Sally's acting out, Roger's acting out, Betty's acting out, and Don, for once, is sober. The amazing thing about "Mad Men" is how easily it switches tones.-from Borscht Belt /absurd (Don's new secretary's not-so-delicate Harvey Fiersteinesque voice and Monty Pythonesque moves), to slapstick (all that awkward bowing around the Japanese aliens) to icky/poignant/shocking (Sally's masturbatory scene) to horrifying (Betty's slap) to madcap caper (Don's unexpected, and expert, outsmarting of the Honda review process.) And somehow it all works, while also connecting the many layers of meaning.

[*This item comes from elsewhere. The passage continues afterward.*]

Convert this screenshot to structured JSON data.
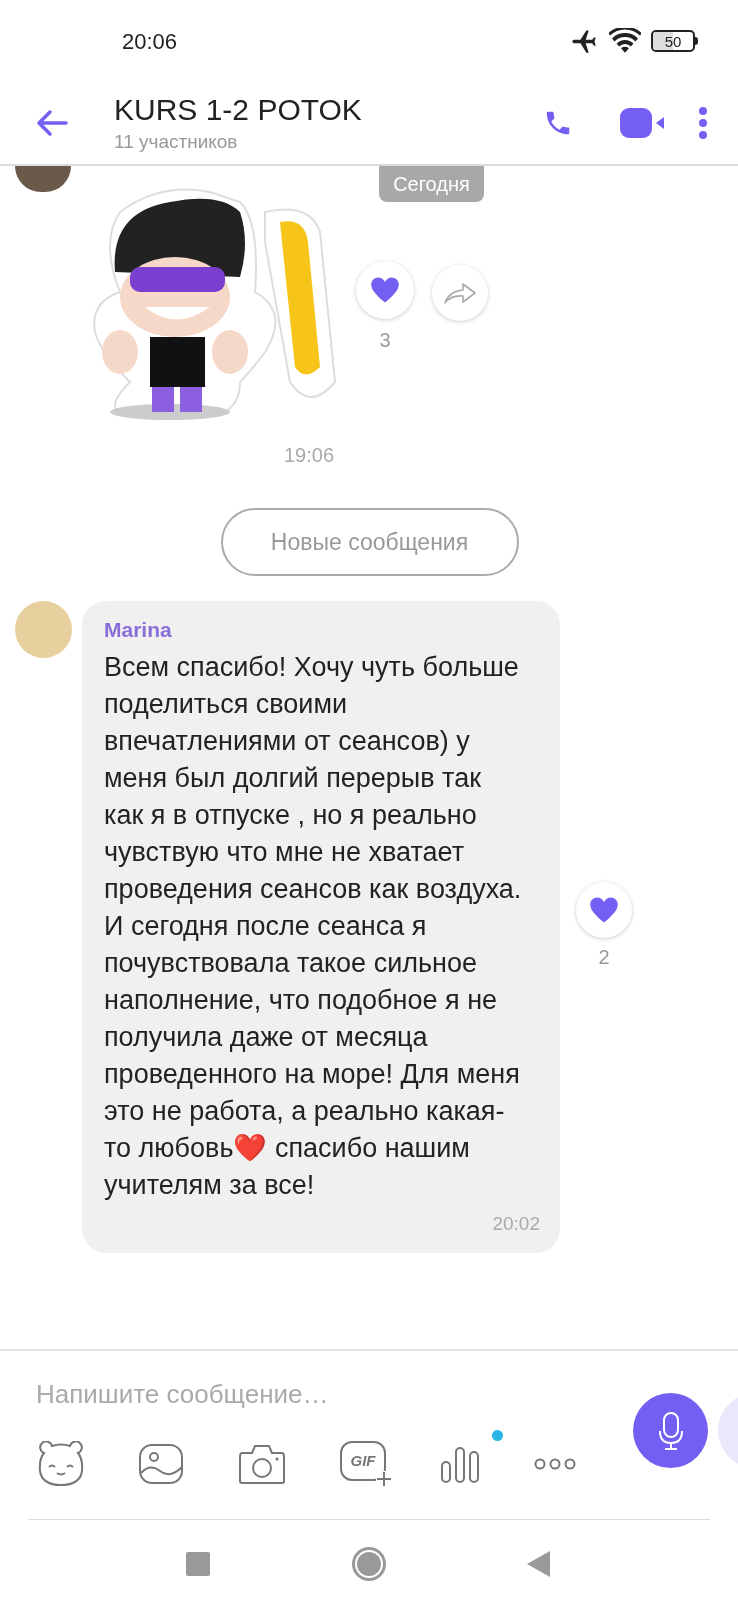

Despite the bummer of a title, what's not to like about "The Rejected," an episode that begins with a warning about "brief nudity" and then goes on to show a directing credit for Roger Sterling, uh, John Slattery? As it turns out, Slattery is as wry and agile a director as he is an actor. As an episode, "The Rejected" is about contrasts: running hot and cold, (everybody's looking for ice! Don says he's gotta go -- there's a fire!) giving and yanking away, painful replacements, extractions, pimple cream vs. cold cream, and mostly, young vs. old.

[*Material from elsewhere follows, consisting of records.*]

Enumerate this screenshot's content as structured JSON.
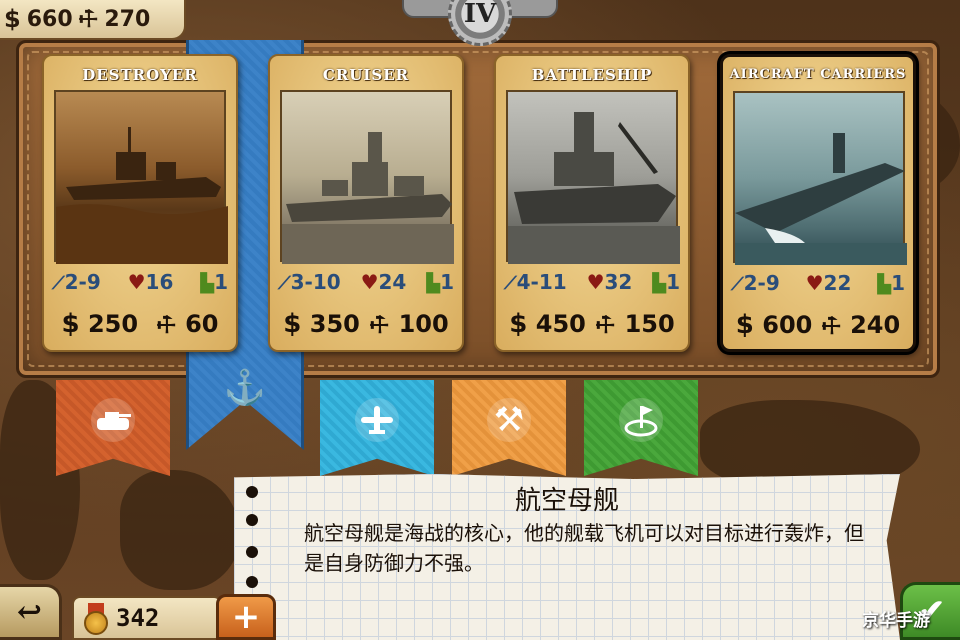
{
  "resources": {
    "money": "660",
    "parts": "270"
  },
  "tier": "IV",
  "units": [
    {
      "title": "DESTROYER",
      "range": "2-9",
      "hp": "16",
      "move": "1",
      "cost_money": "250",
      "cost_parts": "60"
    },
    {
      "title": "CRUISER",
      "range": "3-10",
      "hp": "24",
      "move": "1",
      "cost_money": "350",
      "cost_parts": "100"
    },
    {
      "title": "BATTLESHIP",
      "range": "4-11",
      "hp": "32",
      "move": "1",
      "cost_money": "450",
      "cost_parts": "150"
    },
    {
      "title": "AIRCRAFT CARRIERS",
      "range": "2-9",
      "hp": "22",
      "move": "1",
      "cost_money": "600",
      "cost_parts": "240"
    }
  ],
  "description": {
    "title": "航空母舰",
    "body": "航空母舰是海战的核心，他的舰载飞机可以对目标进行轰炸，但是自身防御力不强。"
  },
  "medals": "342",
  "watermark": "京华手游",
  "colors": {
    "navy_tab": "#3d83c8",
    "army_tab": "#d4622e",
    "air_tab": "#3ab8e0",
    "engineer_tab": "#f0a048",
    "objective_tab": "#4aa83c"
  },
  "icons": {
    "navy_tab": "anchor-icon",
    "army_tab": "tank-icon",
    "air_tab": "plane-icon",
    "engineer_tab": "tools-icon",
    "objective_tab": "flag-target-icon"
  }
}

An excellent episode, all about East vs. West, medicine, men and their use of meat, it opens in a doctor's office, with Joan talking babies with her smoking Ob/gyn. She admits to having had two "procedures" (abortions? with Roger's babies?) but is given the all clear, fertility- and conception-wise. The purpose of the visit surprised me, since I thought that by then, her marriage, and hubby with the rapey tendencies, had disappeared into the ether.

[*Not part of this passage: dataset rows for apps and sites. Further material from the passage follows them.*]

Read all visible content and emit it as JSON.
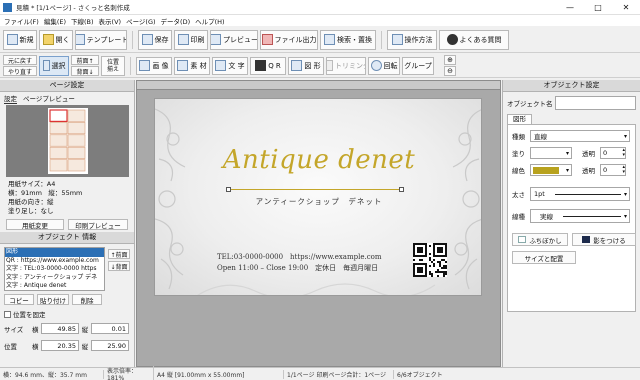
{
  "window": {
    "title": "見積 * [1/1ページ] - さくっと名刺作成",
    "controls": [
      "—",
      "□",
      "✕"
    ]
  },
  "menu": [
    "ファイル(F)",
    "編集(E)",
    "下線(B)",
    "表示(V)",
    "ページ(G)",
    "データ(D)",
    "ヘルプ(H)"
  ],
  "toolbar": {
    "new": "新規",
    "open": "開く",
    "template": "テンプレート",
    "save": "保存",
    "print": "印刷",
    "preview": "プレビュー",
    "file_output": "ファイル出力",
    "search_replace": "検索・置換",
    "howto": "操作方法",
    "faq": "よくある質問"
  },
  "objbar": {
    "undo": "元に戻す",
    "redo": "やり直す",
    "select": "選択",
    "front": "前面↑",
    "back": "背面↓",
    "align1": "位置",
    "align2": "揃え",
    "image": "画 像",
    "material": "素 材",
    "text": "文 字",
    "qr": "Q R",
    "shape": "図 形",
    "trimming": "トリミング",
    "rotate": "回転",
    "group": "グループ"
  },
  "page_settings": {
    "header": "ページ設定",
    "tabs": [
      "設定",
      "ページプレビュー"
    ],
    "paper_size": "用紙サイズ：A4",
    "dimensions": "横：91mm　縦：55mm",
    "orientation": "用紙の向き：縦",
    "bleed": "塗り足し：なし",
    "change_paper": "用紙変更",
    "print_preview": "印刷プレビュー"
  },
  "object_info": {
    "header": "オブジェクト 情報",
    "list": [
      "図形",
      "QR : https://www.example.com",
      "文字 : TEL:03-0000-0000  https",
      "文字 : アンティークショップ デネ",
      "文字 : Antique denet"
    ],
    "front": "↑前面",
    "back": "↓背面",
    "copy": "コピー",
    "paste": "貼り付け",
    "delete": "削除",
    "fix_position": "位置を固定",
    "size_label": "サイズ",
    "pos_label": "位置",
    "w_label": "横",
    "h_label": "縦",
    "size_w": "49.85",
    "size_h": "0.01",
    "pos_x": "20.35",
    "pos_y": "25.90"
  },
  "card": {
    "title": "Antique denet",
    "subtitle": "アンティークショップ　デネット",
    "contact": "TEL:03-0000-0000　https://www.example.com",
    "hours": "Open 11:00 – Close 19:00　定休日　毎週月曜日"
  },
  "object_settings": {
    "header": "オブジェクト設定",
    "name_label": "オブジェクト名",
    "tab": "図形",
    "type_label": "種類",
    "type_value": "直線",
    "fill_label": "塗り",
    "fill_alpha_label": "透明",
    "fill_alpha": "0",
    "line_color_label": "線色",
    "line_alpha_label": "透明",
    "line_alpha": "0",
    "width_label": "太さ",
    "width_value": "1pt",
    "style_label": "線種",
    "style_value": "実線",
    "blur": "ふちぼかし",
    "shadow": "影をつける",
    "size_position": "サイズと配置",
    "line_color": "#b8a21e"
  },
  "status": {
    "coords": "横：94.6 mm、縦：35.7 mm",
    "zoom": "表示倍率：181%",
    "paper": "A4 縦 [91.00mm x 55.00mm]",
    "pages": "1/1ページ 印刷ページ合計：1ページ",
    "objects": "6/6オブジェクト"
  },
  "colors": {
    "gold": "#c4a62a",
    "accent": "#2b6fb5"
  }
}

It's Christmas in August, and things are upside down. At least that's what it seems like when suddenly Freddy Rumsen is the dry, stand-up guy in the office while Don is the pathetic, falling down drunk. Yikes, talk about Donny Darko!